Work order: Work out how many lines in the data hold the string "index". Reply with only that number.

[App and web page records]
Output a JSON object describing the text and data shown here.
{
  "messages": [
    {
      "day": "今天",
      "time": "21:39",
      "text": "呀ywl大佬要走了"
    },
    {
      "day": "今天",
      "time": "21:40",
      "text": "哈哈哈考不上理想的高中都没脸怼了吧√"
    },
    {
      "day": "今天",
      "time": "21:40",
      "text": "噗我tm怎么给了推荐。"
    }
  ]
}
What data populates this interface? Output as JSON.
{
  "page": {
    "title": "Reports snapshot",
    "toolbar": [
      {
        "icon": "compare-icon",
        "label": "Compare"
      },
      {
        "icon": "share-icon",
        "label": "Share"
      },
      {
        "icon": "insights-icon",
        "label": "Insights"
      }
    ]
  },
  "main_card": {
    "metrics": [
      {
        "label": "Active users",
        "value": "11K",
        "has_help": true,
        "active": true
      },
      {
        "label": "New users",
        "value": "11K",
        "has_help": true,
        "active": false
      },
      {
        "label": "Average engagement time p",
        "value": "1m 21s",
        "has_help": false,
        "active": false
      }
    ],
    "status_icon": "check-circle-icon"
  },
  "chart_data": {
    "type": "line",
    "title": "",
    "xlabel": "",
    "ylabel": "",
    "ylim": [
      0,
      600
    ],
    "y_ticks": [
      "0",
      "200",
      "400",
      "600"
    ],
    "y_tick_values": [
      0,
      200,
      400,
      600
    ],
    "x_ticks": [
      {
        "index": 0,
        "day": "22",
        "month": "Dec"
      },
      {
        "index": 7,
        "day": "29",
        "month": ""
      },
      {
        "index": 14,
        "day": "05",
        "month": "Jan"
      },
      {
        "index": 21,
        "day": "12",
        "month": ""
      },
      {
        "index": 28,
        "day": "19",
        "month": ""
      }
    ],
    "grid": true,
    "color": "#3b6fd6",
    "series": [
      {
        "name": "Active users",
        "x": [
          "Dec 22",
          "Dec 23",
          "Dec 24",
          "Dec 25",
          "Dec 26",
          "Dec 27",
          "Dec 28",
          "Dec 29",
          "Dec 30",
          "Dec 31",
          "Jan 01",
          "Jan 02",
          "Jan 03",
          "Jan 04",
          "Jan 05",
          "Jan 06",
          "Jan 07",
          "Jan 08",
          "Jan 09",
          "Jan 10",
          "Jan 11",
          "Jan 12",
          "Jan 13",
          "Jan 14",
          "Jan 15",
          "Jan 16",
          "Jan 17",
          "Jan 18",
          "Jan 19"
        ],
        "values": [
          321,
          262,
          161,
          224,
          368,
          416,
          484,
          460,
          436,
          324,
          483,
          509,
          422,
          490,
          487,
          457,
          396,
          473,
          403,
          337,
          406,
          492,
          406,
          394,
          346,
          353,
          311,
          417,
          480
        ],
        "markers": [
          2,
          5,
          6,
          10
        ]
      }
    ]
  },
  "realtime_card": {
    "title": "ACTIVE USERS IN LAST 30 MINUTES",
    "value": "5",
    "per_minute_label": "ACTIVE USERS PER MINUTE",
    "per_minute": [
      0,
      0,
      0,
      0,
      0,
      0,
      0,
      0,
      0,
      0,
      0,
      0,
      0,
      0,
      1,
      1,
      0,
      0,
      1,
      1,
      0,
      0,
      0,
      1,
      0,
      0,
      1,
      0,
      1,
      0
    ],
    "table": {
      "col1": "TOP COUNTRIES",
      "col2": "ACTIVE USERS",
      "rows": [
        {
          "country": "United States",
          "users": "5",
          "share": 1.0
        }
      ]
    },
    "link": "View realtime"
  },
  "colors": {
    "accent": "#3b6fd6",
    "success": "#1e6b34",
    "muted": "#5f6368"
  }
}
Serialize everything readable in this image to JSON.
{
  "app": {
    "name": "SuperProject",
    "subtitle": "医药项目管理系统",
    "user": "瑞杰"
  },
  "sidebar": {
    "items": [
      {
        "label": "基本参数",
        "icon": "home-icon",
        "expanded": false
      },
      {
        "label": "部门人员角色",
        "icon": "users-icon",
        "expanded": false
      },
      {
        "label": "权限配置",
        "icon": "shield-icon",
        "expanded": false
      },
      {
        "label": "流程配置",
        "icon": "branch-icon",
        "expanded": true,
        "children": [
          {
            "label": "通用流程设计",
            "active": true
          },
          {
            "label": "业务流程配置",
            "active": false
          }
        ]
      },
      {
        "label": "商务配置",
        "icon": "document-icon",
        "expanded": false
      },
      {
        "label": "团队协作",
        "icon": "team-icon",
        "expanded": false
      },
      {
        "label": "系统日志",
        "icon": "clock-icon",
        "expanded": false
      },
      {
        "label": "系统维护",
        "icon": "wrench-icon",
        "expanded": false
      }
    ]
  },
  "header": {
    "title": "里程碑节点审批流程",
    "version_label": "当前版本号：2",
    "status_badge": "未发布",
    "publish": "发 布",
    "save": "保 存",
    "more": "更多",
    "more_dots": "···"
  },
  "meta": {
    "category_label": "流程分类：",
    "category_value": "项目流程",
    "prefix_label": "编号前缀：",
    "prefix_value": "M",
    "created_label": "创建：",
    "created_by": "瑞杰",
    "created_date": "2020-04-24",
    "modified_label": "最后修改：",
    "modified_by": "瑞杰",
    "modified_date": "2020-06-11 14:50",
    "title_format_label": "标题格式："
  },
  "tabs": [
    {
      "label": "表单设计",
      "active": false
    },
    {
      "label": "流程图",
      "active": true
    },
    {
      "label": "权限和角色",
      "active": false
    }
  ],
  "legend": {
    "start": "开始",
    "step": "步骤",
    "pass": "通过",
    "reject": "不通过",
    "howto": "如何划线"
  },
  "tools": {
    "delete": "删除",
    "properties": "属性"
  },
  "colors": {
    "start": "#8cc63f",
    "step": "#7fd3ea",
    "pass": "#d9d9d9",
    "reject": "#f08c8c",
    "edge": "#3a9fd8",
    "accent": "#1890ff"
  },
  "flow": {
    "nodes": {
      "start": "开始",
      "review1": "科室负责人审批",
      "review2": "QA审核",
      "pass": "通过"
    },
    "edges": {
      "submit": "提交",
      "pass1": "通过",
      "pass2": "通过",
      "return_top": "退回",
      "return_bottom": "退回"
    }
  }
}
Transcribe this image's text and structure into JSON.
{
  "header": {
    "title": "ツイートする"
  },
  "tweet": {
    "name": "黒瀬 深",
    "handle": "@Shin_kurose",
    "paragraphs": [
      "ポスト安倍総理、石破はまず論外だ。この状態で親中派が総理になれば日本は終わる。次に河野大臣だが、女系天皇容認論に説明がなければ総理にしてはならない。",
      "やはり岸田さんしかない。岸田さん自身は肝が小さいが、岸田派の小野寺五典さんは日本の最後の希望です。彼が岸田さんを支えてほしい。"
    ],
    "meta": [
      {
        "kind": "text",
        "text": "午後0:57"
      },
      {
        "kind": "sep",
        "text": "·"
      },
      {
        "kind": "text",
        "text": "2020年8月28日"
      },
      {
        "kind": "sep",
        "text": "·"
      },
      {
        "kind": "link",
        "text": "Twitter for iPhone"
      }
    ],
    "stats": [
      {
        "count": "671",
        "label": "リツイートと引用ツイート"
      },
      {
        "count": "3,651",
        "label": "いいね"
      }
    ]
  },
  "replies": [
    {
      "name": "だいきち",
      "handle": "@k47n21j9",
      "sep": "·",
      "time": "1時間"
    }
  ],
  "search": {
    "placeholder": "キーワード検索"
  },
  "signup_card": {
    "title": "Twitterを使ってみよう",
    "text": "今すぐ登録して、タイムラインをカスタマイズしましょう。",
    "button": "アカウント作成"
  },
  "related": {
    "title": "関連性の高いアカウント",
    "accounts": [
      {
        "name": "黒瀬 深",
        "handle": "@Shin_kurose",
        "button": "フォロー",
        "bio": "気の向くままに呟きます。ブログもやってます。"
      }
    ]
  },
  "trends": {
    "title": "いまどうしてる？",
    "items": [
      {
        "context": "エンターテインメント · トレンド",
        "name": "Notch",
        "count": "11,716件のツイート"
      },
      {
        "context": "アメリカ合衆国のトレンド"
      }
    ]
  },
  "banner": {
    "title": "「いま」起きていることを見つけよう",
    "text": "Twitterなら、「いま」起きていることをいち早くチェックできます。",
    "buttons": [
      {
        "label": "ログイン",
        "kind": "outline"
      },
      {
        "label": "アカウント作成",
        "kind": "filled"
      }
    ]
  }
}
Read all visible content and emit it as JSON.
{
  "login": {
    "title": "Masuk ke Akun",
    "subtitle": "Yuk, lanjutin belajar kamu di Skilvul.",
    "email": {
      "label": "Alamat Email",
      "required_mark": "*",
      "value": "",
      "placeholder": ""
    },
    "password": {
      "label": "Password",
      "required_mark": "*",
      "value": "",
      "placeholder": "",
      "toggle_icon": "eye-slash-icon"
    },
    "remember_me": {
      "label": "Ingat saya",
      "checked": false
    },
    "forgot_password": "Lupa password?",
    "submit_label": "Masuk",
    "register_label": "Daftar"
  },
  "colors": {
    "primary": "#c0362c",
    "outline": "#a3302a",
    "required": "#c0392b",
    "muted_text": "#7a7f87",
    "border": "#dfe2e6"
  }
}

Expected answer: 5